News Live Scores
Opinion

Daunting Tanzania job leading Emmanuel Amuneke to his destiny

01:16 GMT+3 22/08/2018
Emmanuel Amuneke
The 1994 African Player of the Year made history earlier this month, and if he succeeds in East Africa, could take the reins back home in future

COMMENT    By Solace Chukwu     Follow on Twitter
 

Emmanuel Amuneke stepped into quite illustrious company earlier this month, becoming only the fifth Nigerian ever to manage a foreign national team.

If the prospect daunts him, the Super Eagles legend does a good job of keeping his apprehension under wraps.

Tanzania is, by every measure, a minnow in continental football, only ever making one appearance at the Africa Cup of Nations, incidentally hosted in Nigeria.

In the qualifiers for the 2018 World Cup, they suffered a 9-2 aggregate humiliation at the hands of Algeria in the second preliminary round. Taking charge of the Taifa Stars will be no cakewalk.

And yet, it will hold a great deal of excitement for the former dashing winger, whose great daring and fiendish left foot took him to the very pinnacle of the African game in his playing days. 

Still only 47, his coaching career has been every bit as colourful: from assistant coach in Saudi Arabia to a brief period in the Sudanese league. He has a love for coaching, by his own admission.

His first big challenge will be getting through to his new charges, both on a social and an ideological level. A quiet demeanour belies a brusque, business-like manner, which is just as well: one of the foibles of East and Southern African football is a lack of clinical edge, perhaps a result of resting on laurels too quickly.

There will be none of that with Amuneke, although that is not to cast him as a joyless, draconian drill sergeant. A fan of pop music and dancing, there is definitely a lighter side to him, even though he leaves no doubt as to what comes first: the result.

Seek ye first the team and its ends, and the fun shall be added unto you.

As one would expect from a player who played at Barcelona in the 90s, the 1994 African Player of the Year imbibed quite a bit of the Dutch influence, and it is on that that his tactical approach is modelled.
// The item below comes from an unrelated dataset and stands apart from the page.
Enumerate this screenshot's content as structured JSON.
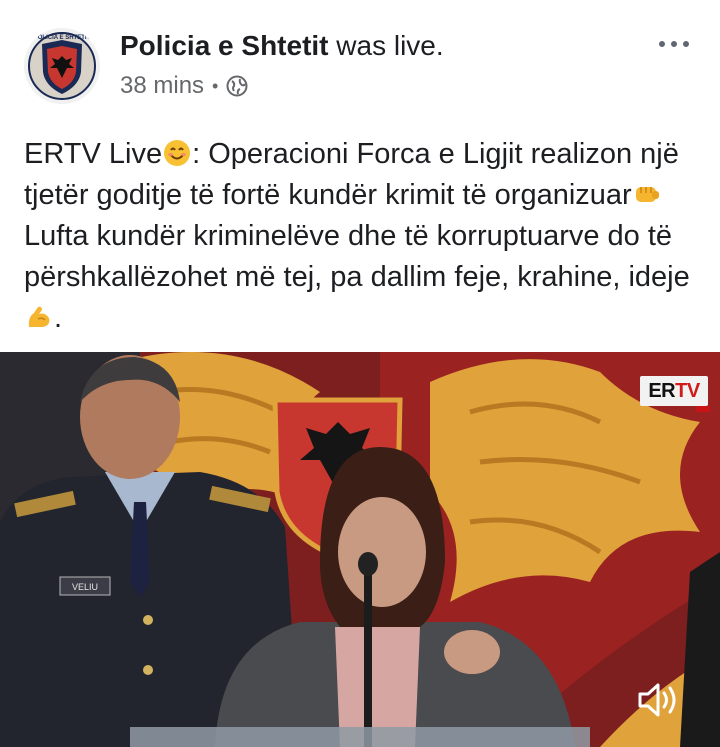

He is, however, more Louis Van Gaal than Johan Cruyff – he did not, after all, play under the latter – which means his football is a lot more mechanized, even while keeping to the same principles overall.
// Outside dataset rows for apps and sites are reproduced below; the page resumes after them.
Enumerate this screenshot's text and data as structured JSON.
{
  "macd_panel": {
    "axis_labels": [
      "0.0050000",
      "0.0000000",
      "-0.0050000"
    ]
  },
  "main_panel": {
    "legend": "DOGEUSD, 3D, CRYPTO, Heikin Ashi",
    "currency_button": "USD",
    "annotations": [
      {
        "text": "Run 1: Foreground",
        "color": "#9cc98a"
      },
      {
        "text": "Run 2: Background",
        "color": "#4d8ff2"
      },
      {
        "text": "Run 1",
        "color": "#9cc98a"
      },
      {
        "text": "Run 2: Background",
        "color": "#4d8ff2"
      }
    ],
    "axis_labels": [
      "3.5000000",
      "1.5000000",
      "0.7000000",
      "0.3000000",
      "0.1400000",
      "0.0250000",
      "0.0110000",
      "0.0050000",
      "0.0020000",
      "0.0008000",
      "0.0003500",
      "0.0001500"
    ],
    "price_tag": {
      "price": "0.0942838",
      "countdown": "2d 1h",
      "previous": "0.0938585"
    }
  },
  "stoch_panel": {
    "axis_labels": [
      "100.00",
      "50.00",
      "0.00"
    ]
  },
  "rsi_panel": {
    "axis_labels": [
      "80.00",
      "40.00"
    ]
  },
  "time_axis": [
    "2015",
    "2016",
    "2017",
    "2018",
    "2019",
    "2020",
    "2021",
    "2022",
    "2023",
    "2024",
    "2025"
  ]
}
This means a 4-3-3/4-2-1-3 as the favoured shape, but more of a man-oriented marking scheme in midfield. The emphasis is on adequate occupation of the pitch to create passing angles and open up space, and only then individual expression within that strict framework. At its best, it is sophisticated in its simplicity.

At its worst, however, it can be worryingly risk-averse. There is, however, nothing of the shrinking violet about Amuneke's willingness to test himself in various capacities.

In that sense, some of Van Gaal's obstinate belief in his own ability seems to have percolated into his former player: there have been as many setbacks as there have been successes (most notably in his short-lived, eight-match stint in charge of Al Khartoum SC) but the former Nigeria under-17 and under-20 boss continues to back himself and his convictions.

It can verge on the suicidal. When his under-20 side, holding a slim 2-1 lead from the away leg of their African qualifier against Sudan in 2016, were faced with a torrential downpour and a waterlogged pitch in the return leg at home, he insisted the team persist with their stylized passing game.

It backfired spectacularly in a 4-3 reverse, as Sudan's more direct style won over in the conditions.

This sort of idealism is admirable, but one wonders how it would translate to a higher pressure job. He has a great capacity for introspection though, and that ought to serve him well in doses going forward.

It will be key too, if he is to fulfil a destiny that seems increasingly inevitable. There has been a previous Super Eagles manager who arrived at the post by way of a spell in charge of the national cadet team and international coaching stints abroad: the late Stephen Keshi.

Keshi's exploits with Togo, qualifying the tiny West African nation for the World Cup for the first (and only) time in 2006, made the Nigerian football administration sit up and take notice.

It would not be wise to make that the benchmark, granted; Tanzania have a much longer way to go before the thought of such a feat can even be entertained. That said, were Amuneke to take the Taifa Stars to only their second appearance at the Cup of Nations next year, it would doubtless count as a monumental triumph.

While he was unveiled to much fanfare, and has been asked to play a consulting/supervisory role over the entire national set-up, it is instructive his contract only runs for two years. With an Afcon qualifying group featuring Cape Verde and Lesotho, clearly there is an expectation that he should, at the very least, finish in the runner-up spot for the first-ever 24-nation Afcon.

His longevity in the position could well hinge on it, as could approbation back home and a future in charge of the Super Eagles.